**PROBLEM DETAILS:**
From the entries below, count the lines with "label". Write only the count.

(Web page and app entries)
====

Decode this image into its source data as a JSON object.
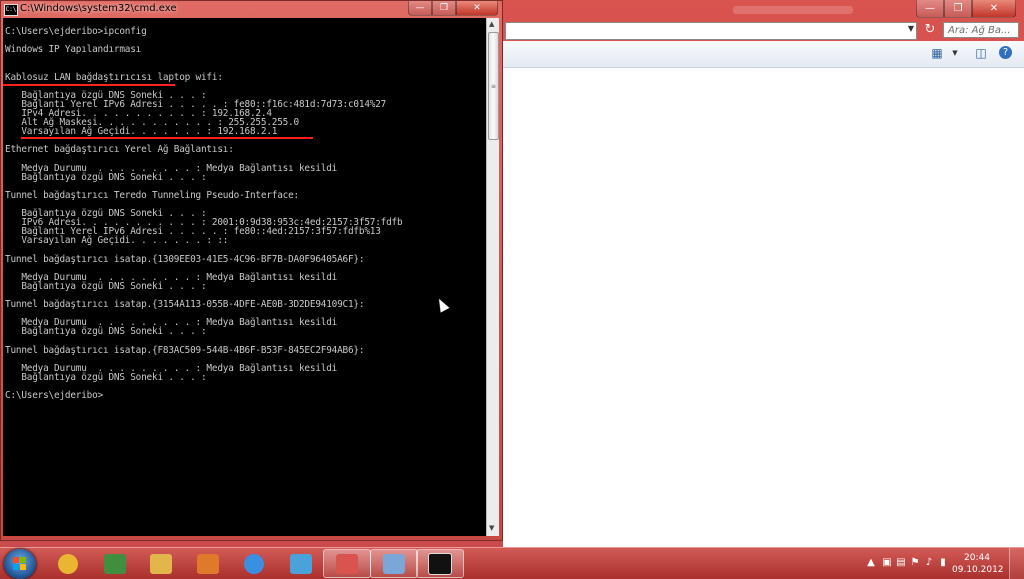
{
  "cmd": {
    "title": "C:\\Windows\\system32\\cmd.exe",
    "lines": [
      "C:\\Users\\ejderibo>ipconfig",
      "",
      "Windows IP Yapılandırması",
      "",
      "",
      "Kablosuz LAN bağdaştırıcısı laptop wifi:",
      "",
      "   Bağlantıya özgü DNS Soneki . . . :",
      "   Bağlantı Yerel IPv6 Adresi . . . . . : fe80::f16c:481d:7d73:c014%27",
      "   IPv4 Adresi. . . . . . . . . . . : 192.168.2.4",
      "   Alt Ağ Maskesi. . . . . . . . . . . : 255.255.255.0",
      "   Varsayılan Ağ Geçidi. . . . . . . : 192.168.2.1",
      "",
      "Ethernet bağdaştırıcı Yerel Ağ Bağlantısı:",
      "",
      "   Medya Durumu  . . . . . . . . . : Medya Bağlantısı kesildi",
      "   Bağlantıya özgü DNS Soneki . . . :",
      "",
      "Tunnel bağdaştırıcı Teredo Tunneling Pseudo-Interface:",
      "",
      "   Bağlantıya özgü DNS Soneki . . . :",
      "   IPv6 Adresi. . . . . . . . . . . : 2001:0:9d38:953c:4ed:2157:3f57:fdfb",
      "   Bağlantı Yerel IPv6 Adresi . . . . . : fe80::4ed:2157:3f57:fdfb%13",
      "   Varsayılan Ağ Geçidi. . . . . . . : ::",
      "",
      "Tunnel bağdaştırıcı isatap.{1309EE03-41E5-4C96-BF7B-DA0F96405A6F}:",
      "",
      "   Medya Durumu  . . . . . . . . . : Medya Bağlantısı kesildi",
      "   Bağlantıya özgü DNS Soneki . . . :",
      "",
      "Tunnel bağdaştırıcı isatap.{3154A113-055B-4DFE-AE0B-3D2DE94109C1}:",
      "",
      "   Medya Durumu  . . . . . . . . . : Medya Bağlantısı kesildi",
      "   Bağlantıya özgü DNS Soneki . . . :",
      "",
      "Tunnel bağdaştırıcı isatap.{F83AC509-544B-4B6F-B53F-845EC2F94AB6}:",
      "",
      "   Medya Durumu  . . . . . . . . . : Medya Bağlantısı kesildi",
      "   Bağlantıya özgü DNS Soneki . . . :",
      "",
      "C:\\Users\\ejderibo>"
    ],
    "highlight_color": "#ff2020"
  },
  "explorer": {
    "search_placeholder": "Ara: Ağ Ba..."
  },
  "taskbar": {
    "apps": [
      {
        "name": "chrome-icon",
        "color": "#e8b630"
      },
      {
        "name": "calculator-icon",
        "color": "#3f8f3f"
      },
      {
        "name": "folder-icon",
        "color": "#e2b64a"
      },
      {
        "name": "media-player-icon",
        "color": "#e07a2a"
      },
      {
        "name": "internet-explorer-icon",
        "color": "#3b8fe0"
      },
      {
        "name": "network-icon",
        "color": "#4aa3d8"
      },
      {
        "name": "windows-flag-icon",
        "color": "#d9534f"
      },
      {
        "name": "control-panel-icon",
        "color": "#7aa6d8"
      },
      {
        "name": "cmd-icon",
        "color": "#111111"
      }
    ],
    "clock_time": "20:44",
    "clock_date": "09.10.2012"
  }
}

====

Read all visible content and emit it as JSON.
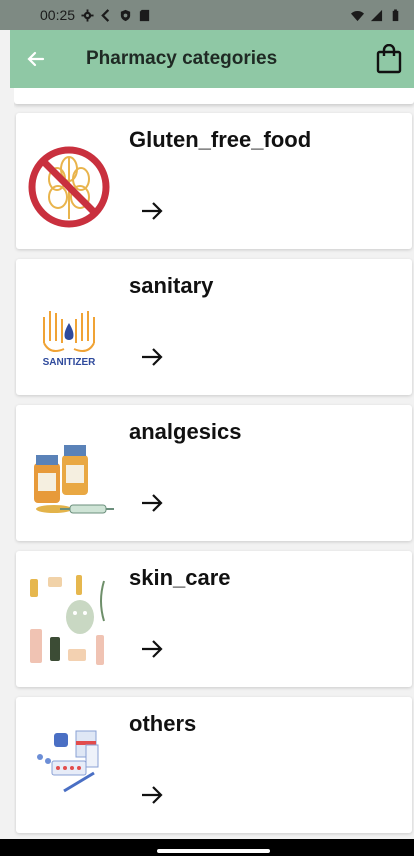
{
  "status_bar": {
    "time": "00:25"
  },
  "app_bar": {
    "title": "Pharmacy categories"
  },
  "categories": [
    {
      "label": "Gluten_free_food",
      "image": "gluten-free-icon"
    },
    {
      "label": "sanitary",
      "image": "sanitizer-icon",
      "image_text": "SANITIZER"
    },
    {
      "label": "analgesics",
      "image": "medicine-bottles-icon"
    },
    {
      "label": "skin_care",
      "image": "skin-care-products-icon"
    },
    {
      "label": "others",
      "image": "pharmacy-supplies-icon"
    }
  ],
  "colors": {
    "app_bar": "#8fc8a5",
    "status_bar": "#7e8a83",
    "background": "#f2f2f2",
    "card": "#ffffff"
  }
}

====

**EXERCISE OUTPUT:**
5